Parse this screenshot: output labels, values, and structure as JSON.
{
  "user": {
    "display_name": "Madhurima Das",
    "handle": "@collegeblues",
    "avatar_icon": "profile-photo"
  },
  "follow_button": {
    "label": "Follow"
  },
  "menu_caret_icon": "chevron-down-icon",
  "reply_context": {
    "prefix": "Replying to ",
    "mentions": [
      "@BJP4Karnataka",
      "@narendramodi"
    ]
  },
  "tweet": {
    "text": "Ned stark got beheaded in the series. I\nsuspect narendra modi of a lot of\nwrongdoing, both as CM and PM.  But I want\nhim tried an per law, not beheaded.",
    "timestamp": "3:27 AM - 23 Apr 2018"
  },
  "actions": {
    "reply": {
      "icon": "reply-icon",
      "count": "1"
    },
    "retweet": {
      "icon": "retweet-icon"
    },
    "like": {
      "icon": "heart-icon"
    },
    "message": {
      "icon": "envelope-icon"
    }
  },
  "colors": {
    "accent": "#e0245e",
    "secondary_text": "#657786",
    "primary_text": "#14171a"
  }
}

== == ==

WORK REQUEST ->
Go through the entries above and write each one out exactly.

EXERCISE ANSWER ->
Parse this screenshot: output labels, values, and structure as JSON.
{
  "user": {
    "display_name": "Madhurima Das",
    "handle": "@collegeblues",
    "avatar_icon": "profile-photo"
  },
  "follow_button": {
    "label": "Follow"
  },
  "menu_caret_icon": "chevron-down-icon",
  "reply_context": {
    "prefix": "Replying to ",
    "mentions": [
      "@BJP4Karnataka",
      "@narendramodi"
    ]
  },
  "tweet": {
    "text": "Ned stark got beheaded in the series. I\nsuspect narendra modi of a lot of\nwrongdoing, both as CM and PM.  But I want\nhim tried an per law, not beheaded.",
    "timestamp": "3:27 AM - 23 Apr 2018"
  },
  "actions": {
    "reply": {
      "icon": "reply-icon",
      "count": "1"
    },
    "retweet": {
      "icon": "retweet-icon"
    },
    "like": {
      "icon": "heart-icon"
    },
    "message": {
      "icon": "envelope-icon"
    }
  },
  "colors": {
    "accent": "#e0245e",
    "secondary_text": "#657786",
    "primary_text": "#14171a"
  }
}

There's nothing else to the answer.